Hulu series does for aliens what “Rick & Morty” did for Parallel Universes.
Coming on the success of Adult Swim’s hit animated series “Rick & Morty,” Justin Roiland (the co-creator and star) has crafted another project, this one on Hulu. His new adult series “Solar Opposites” involves a bunch of amphibian-looking aliens, whose planet was obliterated by an asteroid, and now they find themselves on Earth, where they struggle to adapt to their surroundings. It’s like if the Coneheads and E.T. didn’t stick to their alien dialogue, and talked like human beings.
It shares a similar love for mutations, carnage, cursing, pop culture references, and convoluted dialogue. Co-creators Roiland and Mike McMahan both deliver the goods without all those alien movie cliches (“E.T.,” “Close Encounters of the Third Kind,” etc.) like governments or quarantines, and they both satirize the Hulu station the way Nick Kroll satirizes Netflix on “Big Mouth.” It’s mean-spirited and over the top, but it’s also hilarious and risk-taking.
The adult aliens are the intelligent Korvo (voiced by Roiland with a sober Rick voice) and the dimwitted and optimistic Terry (voiced by Thomas Middleditch), who find themselves in adventures involving magic, college, and man caves, among others. The youngsters would be the toughie Yumyulack (voiced by Sean Giambrone) and the spontaneous Jesse (voiced by Mary Mack), both of whom try to be popular, while dealing with their cruel principal and their own ambitions. And their pet, at least I think it’s a pet, is a slug-like creature, who sneaks off for its own adventures. They call it the Pupa.
On the side, Yumyulack endures shrinking people and places them in an exhibit. From their perspectives, in the style of “Escape from New York,” it’s a wasteland where they trade their pocket items for various items, while others kill others for higher power. But there are those who are willing to fight the system.
The voice work from Roiland, Middleditch, Giambrone, and Mack are all flexible and energetic in the ways they put effort into their characters. And you also get a variety of guest stars, including Tiffany Haddish, Christina Hendricks, June Squibb, Liam Cunningham, Alfred Molina, Rainn Wilson, Nat Faxon, and Jason Mantzokous.
Both shows, co-created by Roiland, allow the animation to have a trippy vulnerability. For example, I love how the aliens have wide mouths like those SnapChat mouths, and I love how the eyeball pupils are asterisk. Adult cartoons have their unique character styles like “The Simpsons,” “Family Guy,” and “Big Mouth,” and Roiland’s work isn’t afraid of appearances. In fact, his shows look cool.

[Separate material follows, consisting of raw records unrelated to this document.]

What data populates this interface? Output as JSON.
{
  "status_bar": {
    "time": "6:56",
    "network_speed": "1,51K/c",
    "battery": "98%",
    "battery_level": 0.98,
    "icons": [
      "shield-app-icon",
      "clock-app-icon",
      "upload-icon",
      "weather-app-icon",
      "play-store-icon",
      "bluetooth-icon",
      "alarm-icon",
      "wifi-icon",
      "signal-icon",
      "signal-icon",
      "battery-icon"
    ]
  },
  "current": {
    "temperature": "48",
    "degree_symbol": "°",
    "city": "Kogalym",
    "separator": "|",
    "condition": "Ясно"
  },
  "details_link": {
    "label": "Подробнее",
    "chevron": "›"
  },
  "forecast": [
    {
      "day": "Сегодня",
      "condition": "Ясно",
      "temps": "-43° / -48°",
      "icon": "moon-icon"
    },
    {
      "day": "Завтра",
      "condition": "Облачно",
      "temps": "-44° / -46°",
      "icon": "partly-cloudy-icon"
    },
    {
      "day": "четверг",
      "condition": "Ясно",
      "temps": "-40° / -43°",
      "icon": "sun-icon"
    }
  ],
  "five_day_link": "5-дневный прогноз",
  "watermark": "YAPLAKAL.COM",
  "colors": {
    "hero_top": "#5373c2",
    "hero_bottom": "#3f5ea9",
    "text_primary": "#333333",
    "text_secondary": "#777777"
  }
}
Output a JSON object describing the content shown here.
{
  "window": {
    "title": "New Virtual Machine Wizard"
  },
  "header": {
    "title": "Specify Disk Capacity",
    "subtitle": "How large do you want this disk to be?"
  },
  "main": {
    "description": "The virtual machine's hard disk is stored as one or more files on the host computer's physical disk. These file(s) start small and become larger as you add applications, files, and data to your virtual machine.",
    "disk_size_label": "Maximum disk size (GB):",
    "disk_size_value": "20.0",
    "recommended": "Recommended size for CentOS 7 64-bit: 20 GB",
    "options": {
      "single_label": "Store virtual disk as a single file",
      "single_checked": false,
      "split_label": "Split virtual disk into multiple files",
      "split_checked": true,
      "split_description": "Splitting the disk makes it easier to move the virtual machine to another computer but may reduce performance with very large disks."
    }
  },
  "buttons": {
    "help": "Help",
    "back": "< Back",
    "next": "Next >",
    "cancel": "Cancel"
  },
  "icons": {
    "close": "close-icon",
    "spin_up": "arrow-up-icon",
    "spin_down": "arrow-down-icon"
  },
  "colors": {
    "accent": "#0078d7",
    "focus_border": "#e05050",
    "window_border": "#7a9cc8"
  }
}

So far, eight episodes have premiered on Hulu, and I hope the show gets renewed for a second season, especially since we’re given cliffhangers. I’m already anxious to see the next episode of “Rick & Morty” on Adult Swim. I may not always understand the shows completely, but I still have a fun time trying. But I have more fun seeing the ambition and nostalgia; and many other things I may or may not have seen before.
Available on Hulu